◆ TASK DESCRIPTION:
From the entries, return every line where the string "COLORRED" shows up.

** Opening TASK INPUTS block **

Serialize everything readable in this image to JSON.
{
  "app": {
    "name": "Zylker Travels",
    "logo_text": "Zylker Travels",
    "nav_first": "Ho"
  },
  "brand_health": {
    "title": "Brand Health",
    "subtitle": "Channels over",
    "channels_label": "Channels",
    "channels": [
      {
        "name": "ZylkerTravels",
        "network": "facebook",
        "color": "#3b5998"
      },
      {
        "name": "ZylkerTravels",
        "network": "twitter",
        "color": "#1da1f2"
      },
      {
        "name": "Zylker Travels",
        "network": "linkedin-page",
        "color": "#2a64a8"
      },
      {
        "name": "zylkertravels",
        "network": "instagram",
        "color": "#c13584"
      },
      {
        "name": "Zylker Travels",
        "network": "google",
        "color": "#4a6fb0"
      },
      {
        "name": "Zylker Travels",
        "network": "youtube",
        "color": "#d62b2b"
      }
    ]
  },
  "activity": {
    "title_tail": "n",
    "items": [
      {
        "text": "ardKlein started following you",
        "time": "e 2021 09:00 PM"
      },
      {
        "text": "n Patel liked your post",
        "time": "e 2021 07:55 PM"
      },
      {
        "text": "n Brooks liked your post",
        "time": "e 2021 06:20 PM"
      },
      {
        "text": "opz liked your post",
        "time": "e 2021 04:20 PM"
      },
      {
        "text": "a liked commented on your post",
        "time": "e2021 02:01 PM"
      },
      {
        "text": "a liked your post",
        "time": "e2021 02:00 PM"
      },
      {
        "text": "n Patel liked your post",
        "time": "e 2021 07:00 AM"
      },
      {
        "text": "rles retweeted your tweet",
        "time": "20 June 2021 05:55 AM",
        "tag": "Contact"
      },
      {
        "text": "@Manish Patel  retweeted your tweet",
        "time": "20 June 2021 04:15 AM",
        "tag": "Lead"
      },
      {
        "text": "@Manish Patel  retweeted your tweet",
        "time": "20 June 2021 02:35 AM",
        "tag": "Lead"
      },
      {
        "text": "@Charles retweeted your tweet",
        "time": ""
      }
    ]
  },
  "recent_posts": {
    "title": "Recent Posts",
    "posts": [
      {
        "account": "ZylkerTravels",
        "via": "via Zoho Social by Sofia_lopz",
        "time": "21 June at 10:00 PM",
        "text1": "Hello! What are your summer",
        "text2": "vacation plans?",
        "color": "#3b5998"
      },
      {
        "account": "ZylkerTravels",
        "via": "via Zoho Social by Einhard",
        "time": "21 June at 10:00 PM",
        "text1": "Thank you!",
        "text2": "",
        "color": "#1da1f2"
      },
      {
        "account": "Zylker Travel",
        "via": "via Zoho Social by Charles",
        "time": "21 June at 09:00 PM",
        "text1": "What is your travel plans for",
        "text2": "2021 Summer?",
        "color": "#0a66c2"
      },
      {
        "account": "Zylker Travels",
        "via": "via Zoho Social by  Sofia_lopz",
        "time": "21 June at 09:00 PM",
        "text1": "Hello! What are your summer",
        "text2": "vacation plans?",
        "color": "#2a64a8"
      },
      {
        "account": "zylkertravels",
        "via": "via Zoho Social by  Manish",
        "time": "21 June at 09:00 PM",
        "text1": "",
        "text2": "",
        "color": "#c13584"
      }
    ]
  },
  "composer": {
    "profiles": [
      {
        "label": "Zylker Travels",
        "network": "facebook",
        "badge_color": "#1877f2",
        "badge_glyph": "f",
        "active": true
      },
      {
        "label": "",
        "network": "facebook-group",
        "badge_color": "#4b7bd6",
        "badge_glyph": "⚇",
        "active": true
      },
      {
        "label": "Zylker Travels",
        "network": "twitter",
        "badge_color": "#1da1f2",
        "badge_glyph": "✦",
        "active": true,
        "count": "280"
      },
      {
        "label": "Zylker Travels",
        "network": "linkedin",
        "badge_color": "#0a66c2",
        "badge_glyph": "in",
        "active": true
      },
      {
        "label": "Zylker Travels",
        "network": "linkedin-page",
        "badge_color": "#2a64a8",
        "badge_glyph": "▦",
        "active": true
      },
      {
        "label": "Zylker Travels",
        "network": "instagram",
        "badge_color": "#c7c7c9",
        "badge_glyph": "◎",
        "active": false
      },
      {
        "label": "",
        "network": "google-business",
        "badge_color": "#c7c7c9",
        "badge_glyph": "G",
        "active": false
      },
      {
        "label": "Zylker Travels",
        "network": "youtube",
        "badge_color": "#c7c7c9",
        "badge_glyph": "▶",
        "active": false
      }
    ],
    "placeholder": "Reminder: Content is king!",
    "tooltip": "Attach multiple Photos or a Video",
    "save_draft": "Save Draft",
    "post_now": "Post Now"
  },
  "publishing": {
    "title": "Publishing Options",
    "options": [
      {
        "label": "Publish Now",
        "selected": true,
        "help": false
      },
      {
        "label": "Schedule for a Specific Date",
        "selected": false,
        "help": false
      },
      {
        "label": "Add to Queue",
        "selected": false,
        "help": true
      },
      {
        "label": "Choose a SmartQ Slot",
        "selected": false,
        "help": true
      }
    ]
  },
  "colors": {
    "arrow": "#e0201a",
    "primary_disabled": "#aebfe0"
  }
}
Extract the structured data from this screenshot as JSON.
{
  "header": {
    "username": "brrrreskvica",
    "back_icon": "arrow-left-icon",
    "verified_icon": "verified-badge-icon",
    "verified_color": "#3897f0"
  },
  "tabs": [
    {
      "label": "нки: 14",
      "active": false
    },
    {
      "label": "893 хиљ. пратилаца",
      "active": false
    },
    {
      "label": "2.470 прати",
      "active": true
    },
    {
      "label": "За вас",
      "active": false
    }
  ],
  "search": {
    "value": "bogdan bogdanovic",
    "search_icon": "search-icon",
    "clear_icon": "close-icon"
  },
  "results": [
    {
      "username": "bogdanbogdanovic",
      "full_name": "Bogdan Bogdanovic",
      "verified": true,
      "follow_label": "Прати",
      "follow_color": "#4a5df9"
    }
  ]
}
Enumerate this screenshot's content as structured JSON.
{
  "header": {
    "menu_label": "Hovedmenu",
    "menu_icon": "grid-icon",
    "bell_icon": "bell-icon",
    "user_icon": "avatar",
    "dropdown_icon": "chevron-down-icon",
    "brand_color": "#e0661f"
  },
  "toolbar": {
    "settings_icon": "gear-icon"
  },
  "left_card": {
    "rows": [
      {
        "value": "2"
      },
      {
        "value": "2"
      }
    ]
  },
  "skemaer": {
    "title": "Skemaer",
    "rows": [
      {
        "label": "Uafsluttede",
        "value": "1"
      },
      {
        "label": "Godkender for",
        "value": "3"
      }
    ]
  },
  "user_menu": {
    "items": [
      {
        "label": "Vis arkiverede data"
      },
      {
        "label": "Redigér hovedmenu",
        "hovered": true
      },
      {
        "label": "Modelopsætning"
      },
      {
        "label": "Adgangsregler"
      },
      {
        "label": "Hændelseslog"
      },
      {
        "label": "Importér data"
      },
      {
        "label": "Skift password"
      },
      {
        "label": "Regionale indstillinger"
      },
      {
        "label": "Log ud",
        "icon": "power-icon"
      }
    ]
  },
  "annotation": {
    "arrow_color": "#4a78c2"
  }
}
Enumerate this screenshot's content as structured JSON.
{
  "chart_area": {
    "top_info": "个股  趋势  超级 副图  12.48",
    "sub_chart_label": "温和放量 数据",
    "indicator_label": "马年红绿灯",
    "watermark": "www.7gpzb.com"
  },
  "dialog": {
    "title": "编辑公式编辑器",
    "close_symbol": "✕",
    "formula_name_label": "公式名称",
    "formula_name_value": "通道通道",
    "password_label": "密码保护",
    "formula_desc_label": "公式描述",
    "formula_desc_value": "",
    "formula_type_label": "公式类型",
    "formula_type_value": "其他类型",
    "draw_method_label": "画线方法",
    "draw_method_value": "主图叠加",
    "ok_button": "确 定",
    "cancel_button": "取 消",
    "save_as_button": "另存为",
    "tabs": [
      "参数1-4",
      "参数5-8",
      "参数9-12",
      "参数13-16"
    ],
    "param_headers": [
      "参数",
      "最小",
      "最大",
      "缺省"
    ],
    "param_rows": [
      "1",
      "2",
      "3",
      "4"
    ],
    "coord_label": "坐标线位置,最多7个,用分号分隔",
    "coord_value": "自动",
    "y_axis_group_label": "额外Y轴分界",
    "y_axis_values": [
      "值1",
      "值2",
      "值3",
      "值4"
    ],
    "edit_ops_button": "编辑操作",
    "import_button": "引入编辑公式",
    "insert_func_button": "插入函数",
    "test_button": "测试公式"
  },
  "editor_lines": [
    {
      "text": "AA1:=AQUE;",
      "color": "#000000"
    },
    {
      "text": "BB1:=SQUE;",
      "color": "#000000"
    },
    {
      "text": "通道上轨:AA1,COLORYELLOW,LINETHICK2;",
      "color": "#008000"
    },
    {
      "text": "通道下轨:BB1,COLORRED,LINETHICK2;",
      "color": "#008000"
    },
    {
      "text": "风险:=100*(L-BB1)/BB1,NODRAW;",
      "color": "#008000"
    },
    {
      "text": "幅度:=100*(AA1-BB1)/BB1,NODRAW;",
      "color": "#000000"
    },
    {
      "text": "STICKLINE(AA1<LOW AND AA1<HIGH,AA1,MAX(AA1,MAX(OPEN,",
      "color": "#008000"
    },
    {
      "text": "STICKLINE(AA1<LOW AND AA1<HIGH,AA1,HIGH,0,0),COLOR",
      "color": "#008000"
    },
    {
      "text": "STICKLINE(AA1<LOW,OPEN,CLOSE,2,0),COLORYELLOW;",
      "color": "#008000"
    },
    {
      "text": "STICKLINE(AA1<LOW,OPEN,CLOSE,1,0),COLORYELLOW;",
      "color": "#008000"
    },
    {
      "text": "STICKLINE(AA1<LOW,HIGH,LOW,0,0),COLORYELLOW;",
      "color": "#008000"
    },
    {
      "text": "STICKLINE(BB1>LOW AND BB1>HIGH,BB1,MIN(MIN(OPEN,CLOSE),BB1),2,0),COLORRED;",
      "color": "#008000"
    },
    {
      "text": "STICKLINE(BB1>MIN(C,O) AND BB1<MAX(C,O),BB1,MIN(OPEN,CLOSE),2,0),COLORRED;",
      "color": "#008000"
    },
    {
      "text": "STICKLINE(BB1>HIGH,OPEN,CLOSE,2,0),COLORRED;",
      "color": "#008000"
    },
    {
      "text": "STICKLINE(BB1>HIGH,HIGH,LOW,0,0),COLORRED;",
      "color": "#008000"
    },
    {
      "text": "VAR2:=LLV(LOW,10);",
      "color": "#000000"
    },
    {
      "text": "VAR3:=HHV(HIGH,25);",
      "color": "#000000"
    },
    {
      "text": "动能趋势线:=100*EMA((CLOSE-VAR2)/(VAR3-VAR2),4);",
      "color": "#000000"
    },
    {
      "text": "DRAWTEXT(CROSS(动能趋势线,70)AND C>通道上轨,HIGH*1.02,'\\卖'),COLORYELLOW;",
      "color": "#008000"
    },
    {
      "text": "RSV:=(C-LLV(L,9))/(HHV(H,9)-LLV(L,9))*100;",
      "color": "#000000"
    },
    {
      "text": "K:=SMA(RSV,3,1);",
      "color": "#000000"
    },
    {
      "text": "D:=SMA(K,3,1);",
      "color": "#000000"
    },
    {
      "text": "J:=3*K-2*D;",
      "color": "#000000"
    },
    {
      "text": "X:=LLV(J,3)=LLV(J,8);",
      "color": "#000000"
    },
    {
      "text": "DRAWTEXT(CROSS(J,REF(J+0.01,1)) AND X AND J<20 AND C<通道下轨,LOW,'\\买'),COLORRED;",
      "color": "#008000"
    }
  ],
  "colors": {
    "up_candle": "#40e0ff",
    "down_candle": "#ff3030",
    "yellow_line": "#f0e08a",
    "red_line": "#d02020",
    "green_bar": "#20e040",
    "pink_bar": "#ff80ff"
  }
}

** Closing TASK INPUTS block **

◆ RESPONSE:
      "text": "通道下轨:BB1,COLORRED,LINETHICK2;",
      "text": "STICKLINE(BB1>LOW AND BB1>HIGH,BB1,MIN(MIN(OPEN,CLOSE),BB1),2,0),COLORRED;",
      "text": "STICKLINE(BB1>MIN(C,O) AND BB1<MAX(C,O),BB1,MIN(OPEN,CLOSE),2,0),COLORRED;",
      "text": "STICKLINE(BB1>HIGH,OPEN,CLOSE,2,0),COLORRED;",
      "text": "STICKLINE(BB1>HIGH,HIGH,LOW,0,0),COLORRED;",
      "text": "DRAWTEXT(CROSS(J,REF(J+0.01,1)) AND X AND J<20 AND C<通道下轨,LOW,'\\买'),COLORRED;",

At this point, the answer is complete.